Meanwhile Acer, Asus, HTC and Samsung all offer cheaper Android tablets. The lack of a cheaper entry-level tablet certainly puts Motorola at a disadvantage. The company is expected to offer a 16GB model eventually, but for now Motorola offers one of the most expensive Android tablets on the market — which makes the XOOM a bit of a tough sell.
As the first Honeycomb tablet, the Motorola XOOM is designed to show what Android looks like when it’s redesigned for a larger screen. Unfortunately the XOOM feels more like a demonstration product at this point than a full-fledged gadget that fills a need. Because there just aren’t that many things I can do with a XOOM that you can’t do just as easily with a phone, I find that the XOOM sits on my desk while my phone comes with me.
Honeycomb is definitely a huge step toward making Android more tablet-friendly. But the keyboard still isn’t as easy to use as it should be, the web browser still doesn’t display all web content as well as it could (particularly Adobe Flash elements that haven’t been optimized for mobile devices), and most importantly, there just aren’t enough killer apps for Android tablets… at least not yet.
If you’ve been frustrated by the small screen size of your phone — or if you’re looking for a device for surfing the web, watching videos, playing games, and running other Android apps and don’t want a smartphone, then the XOOM (or another Android tablet) might be for you. But as a Google Nexus One user I’m still waiting for the killer apps that will make me want to use a Honeycomb tablet like the XOOM on a regular basis. I’m not sure why I would spend $599 on one.
Or if you want to make a bet that the Honeycomb apps will arrive en masse soon, the XOOM isn’t a bad option. Motorola has a cozy relationship with Google, and the XOOM was the first tablet to receive the Android 3.1 software update and XOOM users were among the first to gain access to Google’s new Music Beta service. — so if you want to keep on top of new Honeycomb developments there may be advantages to choosing the XOOM.
While Motorola isn’t the only company with a Honeycomb tablet at the moment, the specs are still pretty much state of the art.
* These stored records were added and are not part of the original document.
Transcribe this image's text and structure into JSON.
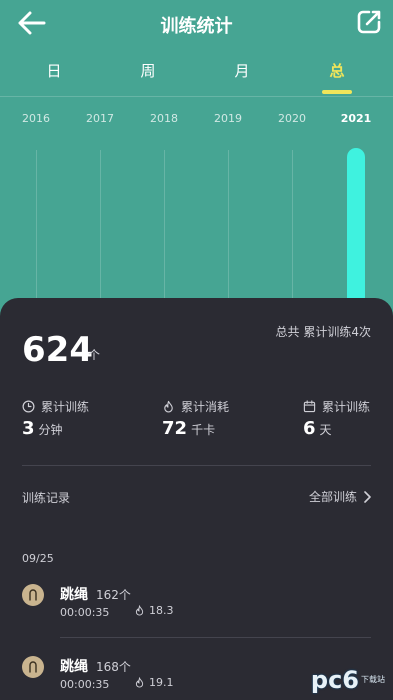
{
  "header": {
    "title": "训练统计"
  },
  "tabs": [
    {
      "label": "日"
    },
    {
      "label": "周"
    },
    {
      "label": "月"
    },
    {
      "label": "总"
    }
  ],
  "active_tab": "总",
  "years": [
    "2016",
    "2017",
    "2018",
    "2019",
    "2020",
    "2021"
  ],
  "active_year": "2021",
  "summary": {
    "count": "624",
    "unit": "个",
    "total": "总共  累计训练4次"
  },
  "stats": [
    {
      "label": "累计训练",
      "value": "3",
      "unit": "分钟",
      "icon": "clock-icon"
    },
    {
      "label": "累计消耗",
      "value": "72",
      "unit": "千卡",
      "icon": "flame-icon"
    },
    {
      "label": "累计训练",
      "value": "6",
      "unit": "天",
      "icon": "calendar-icon"
    }
  ],
  "records": {
    "title": "训练记录",
    "all_link": "全部训练",
    "date": "09/25",
    "items": [
      {
        "name": "跳绳",
        "count": "162个",
        "time": "00:00:35",
        "kcal": "18.3"
      },
      {
        "name": "跳绳",
        "count": "168个",
        "time": "00:00:35",
        "kcal": "19.1"
      }
    ]
  },
  "watermark": {
    "logo": "pc6",
    "sub": "下载站"
  },
  "colors": {
    "background": "#46a593",
    "panel": "#2b2b33",
    "accent": "#f0e55a",
    "bar": "#3ff2df"
  }
}
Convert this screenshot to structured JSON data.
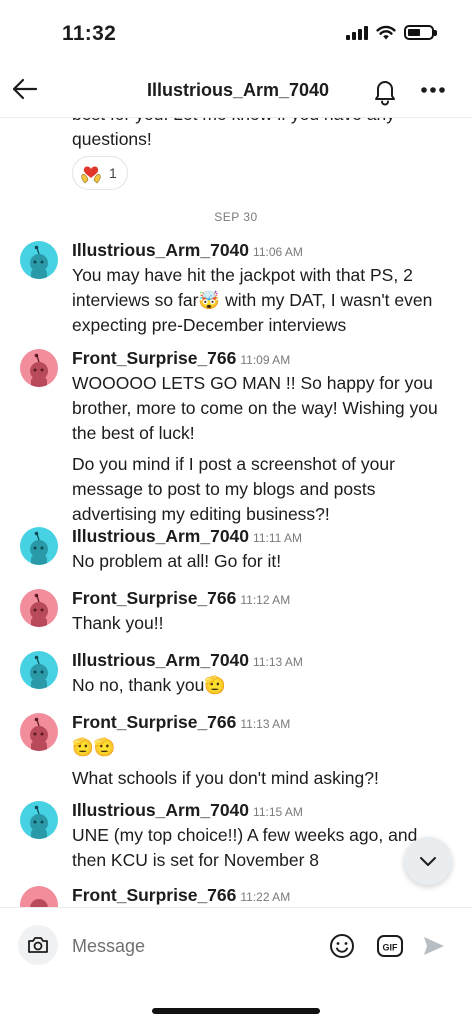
{
  "status_bar": {
    "time": "11:32"
  },
  "header": {
    "title": "Illustrious_Arm_7040"
  },
  "previous_message": {
    "partial_text": "best for you. Let me know if you have any questions!",
    "reaction_count": "1"
  },
  "date_separator": "SEP 30",
  "messages": [
    {
      "author": "Illustrious_Arm_7040",
      "time": "11:06 AM",
      "avatar": "cyan",
      "paragraphs": [
        "You may have hit the jackpot with that PS, 2 interviews so far🤯 with my DAT, I wasn't even expecting pre-December interviews"
      ]
    },
    {
      "author": "Front_Surprise_766",
      "time": "11:09 AM",
      "avatar": "pink",
      "paragraphs": [
        "WOOOOO LETS GO MAN !! So happy for you brother, more to come on the way! Wishing you the best of luck!",
        "Do you mind if I post a screenshot of your message to post to my blogs and posts advertising my editing business?!"
      ]
    },
    {
      "author": "Illustrious_Arm_7040",
      "time": "11:11 AM",
      "avatar": "cyan",
      "paragraphs": [
        "No problem at all! Go for it!"
      ]
    },
    {
      "author": "Front_Surprise_766",
      "time": "11:12 AM",
      "avatar": "pink",
      "paragraphs": [
        "Thank you!!"
      ]
    },
    {
      "author": "Illustrious_Arm_7040",
      "time": "11:13 AM",
      "avatar": "cyan",
      "paragraphs": [
        "No no, thank you🫡"
      ]
    },
    {
      "author": "Front_Surprise_766",
      "time": "11:13 AM",
      "avatar": "pink",
      "paragraphs": [
        "🫡🫡",
        "What schools if you don't mind asking?!"
      ]
    },
    {
      "author": "Illustrious_Arm_7040",
      "time": "11:15 AM",
      "avatar": "cyan",
      "paragraphs": [
        "UNE (my top choice!!) A few weeks ago, and then KCU is set for November 8"
      ]
    },
    {
      "author": "Front_Surprise_766",
      "time": "11:22 AM",
      "avatar": "pink",
      "paragraphs": []
    }
  ],
  "composer": {
    "placeholder": "Message",
    "gif_label": "GIF"
  },
  "icons": {
    "back": "arrow-left-icon",
    "bell": "bell-icon",
    "more": "more-dots-icon",
    "camera": "camera-icon",
    "emoji": "smiley-icon",
    "gif": "gif-icon",
    "send": "send-arrow-icon",
    "scroll_down": "chevron-down-icon",
    "reaction": "heart-hands-icon",
    "avatar": "snoo-avatar-icon"
  },
  "colors": {
    "avatar_cyan": "#47d2e3",
    "avatar_pink": "#f28d9c"
  }
}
The Asus Eee Pad Transformer, Acer Iconia Tab A500, and Samsung Galaxy Tab 10.1 all have the same basic features as the XOOM: and NVIDIA Tegra 2 processor, 1280 x 800 pixel display, 1GB of RAM, and so on.